Financial Stability Standards for Securities Settlement Facilities – December 2012 Introduction for Guidance

Note: The headline standard and numbered ‘sub’-standards determined under section 827D(1) of the Corporations Act 2001 have been formatted in bold text while the guidance to these standards has been formatted as plain text. For more information see the Introduction for Standards and Introduction for Guidance. Although the Reserve Bank has taken due care in compiling this page, the published version of the Standards and Guidance should be used in the case of any differences between the two.

This guidance is issued in relation to the Financial Stability Standards for Securities Settlement Facilities (SSF Standards) determined under section 827D(1) of the Corporations Act 2001 (the Act). The SSF Standards apply to all holders of an Australian Clearing and Settlement (CS) Facility Licence, under Part 7.3 of the Act, that operate a securities settlement facility. Separate financial stability standards apply to CS facility licensees that operate a central counterparty. For the purposes of the SSF Standards, a securities settlement facility is a CS facility operated by an Australian CS facility licensee where the CS facility licensee enables its participants to transfer title to or other interests in securities, typically in return for payment. A securities settlement facility may also operate a central securities depository. Unless the contrary intention appears, obligations on a securities settlement facility arising from the SSF Standards should be interpreted as being obligations on the CS facility licensee, as operator of the securities settlement facility.
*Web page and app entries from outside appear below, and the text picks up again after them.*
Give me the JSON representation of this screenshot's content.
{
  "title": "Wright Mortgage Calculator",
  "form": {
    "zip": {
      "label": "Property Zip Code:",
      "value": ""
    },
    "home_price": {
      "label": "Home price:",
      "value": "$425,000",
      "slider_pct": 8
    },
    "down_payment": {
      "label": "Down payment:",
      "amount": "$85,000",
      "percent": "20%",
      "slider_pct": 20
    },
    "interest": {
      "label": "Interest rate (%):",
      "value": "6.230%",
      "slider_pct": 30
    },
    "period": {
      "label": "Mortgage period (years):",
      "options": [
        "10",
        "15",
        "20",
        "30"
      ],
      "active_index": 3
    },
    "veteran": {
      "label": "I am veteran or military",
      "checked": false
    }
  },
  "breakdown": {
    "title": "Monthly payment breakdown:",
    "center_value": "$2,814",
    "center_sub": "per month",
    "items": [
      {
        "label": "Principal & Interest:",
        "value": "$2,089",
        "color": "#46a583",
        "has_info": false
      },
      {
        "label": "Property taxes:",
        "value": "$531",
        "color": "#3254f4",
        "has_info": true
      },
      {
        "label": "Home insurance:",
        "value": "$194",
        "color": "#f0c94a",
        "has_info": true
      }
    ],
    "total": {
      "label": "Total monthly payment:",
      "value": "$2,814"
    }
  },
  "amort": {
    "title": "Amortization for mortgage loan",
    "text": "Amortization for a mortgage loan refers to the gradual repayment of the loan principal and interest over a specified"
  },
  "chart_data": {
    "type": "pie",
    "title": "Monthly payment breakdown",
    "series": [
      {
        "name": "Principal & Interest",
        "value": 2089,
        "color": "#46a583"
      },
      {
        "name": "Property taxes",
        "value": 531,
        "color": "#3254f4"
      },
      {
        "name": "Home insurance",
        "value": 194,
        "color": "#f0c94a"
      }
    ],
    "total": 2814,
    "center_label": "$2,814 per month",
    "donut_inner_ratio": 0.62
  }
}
The objective of this document is to provide guidance to securities settlement facilities to assist in the interpretation and application of the SSF Standards, and to elaborate on matters that the Reserve Bank of Australia (Reserve Bank) considers relevant in meeting the SSF Standards. The guidance contains general information in relation to certain matters concerning the SSF Standards and applicable legislation, but is not intended to be exhaustive. It does not elaborate on all aspects of the SSF Standards, and should therefore be read in conjunction with the text of the SSF Standards to provide appropriate context. The guidance does not itself constitute a standard and is not intended to contain obligations that are binding on securities settlement facilities; nor does it constitute legal advice and should not be treated as such. The Reserve Bank encourages users to obtain independent professional advice in relation to the SSF Standards and relevant legislation as they apply to the users and their particular circumstances.

Note: This guidance is based largely on the Committee on Payment and Settlement Systems (CPSS) and the Technical Committee of the International Organization of Securities Commissions (IOSCO) Principles for Financial Market Infrastructures (FMIs) (the Principles).[1] The Reserve Bank has, in parts, added to and amended the text of the Principles and associated explanatory notes.[2]


CPSS-IOSCO (2012), Principles for Financial Market Infrastructures, CPSS Publications No 101, Bank for International Settlements, April, is available at <>. [1]

A marked-up version of this guidance, indicating where additions and alterations have been made to the text of the Principles, will be made available at <> by end 2012. [2]